▸ Task goal
From the first line to the last, print the records exactly.
= Beginning of Section =
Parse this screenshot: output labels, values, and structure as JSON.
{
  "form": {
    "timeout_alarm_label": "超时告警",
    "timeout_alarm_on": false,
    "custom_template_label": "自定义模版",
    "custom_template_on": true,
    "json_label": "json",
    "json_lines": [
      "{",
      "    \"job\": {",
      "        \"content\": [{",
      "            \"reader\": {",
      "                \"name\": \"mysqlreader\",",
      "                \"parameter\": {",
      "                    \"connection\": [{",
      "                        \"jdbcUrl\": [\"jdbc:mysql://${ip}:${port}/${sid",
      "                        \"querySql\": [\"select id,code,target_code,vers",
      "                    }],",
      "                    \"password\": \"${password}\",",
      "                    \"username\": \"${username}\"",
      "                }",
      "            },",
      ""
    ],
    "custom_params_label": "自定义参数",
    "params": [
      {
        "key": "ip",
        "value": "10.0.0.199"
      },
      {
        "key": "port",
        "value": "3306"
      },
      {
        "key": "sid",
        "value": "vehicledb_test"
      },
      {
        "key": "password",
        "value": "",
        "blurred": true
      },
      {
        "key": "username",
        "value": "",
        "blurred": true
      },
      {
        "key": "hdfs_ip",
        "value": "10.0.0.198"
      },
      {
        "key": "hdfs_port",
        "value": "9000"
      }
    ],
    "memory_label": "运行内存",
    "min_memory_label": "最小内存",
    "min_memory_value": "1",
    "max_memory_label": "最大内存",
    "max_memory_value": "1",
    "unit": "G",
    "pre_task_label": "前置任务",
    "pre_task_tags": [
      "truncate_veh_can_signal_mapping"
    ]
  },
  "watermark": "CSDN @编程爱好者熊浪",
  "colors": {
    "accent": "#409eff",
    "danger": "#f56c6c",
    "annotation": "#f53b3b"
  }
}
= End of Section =
▸ Result of this task
Parse this screenshot: output labels, values, and structure as JSON.
{
  "form": {
    "timeout_alarm_label": "超时告警",
    "timeout_alarm_on": false,
    "custom_template_label": "自定义模版",
    "custom_template_on": true,
    "json_label": "json",
    "json_lines": [
      "{",
      "    \"job\": {",
      "        \"content\": [{",
      "            \"reader\": {",
      "                \"name\": \"mysqlreader\",",
      "                \"parameter\": {",
      "                    \"connection\": [{",
      "                        \"jdbcUrl\": [\"jdbc:mysql://${ip}:${port}/${sid",
      "                        \"querySql\": [\"select id,code,target_code,vers",
      "                    }],",
      "                    \"password\": \"${password}\",",
      "                    \"username\": \"${username}\"",
      "                }",
      "            },",
      ""
    ],
    "custom_params_label": "自定义参数",
    "params": [
      {
        "key": "ip",
        "value": "10.0.0.199"
      },
      {
        "key": "port",
        "value": "3306"
      },
      {
        "key": "sid",
        "value": "vehicledb_test"
      },
      {
        "key": "password",
        "value": "",
        "blurred": true
      },
      {
        "key": "username",
        "value": "",
        "blurred": true
      },
      {
        "key": "hdfs_ip",
        "value": "10.0.0.198"
      },
      {
        "key": "hdfs_port",
        "value": "9000"
      }
    ],
    "memory_label": "运行内存",
    "min_memory_label": "最小内存",
    "min_memory_value": "1",
    "max_memory_label": "最大内存",
    "max_memory_value": "1",
    "unit": "G",
    "pre_task_label": "前置任务",
    "pre_task_tags": [
      "truncate_veh_can_signal_mapping"
    ]
  },
  "watermark": "CSDN @编程爱好者熊浪",
  "colors": {
    "accent": "#409eff",
    "danger": "#f56c6c",
    "annotation": "#f53b3b"
  }
}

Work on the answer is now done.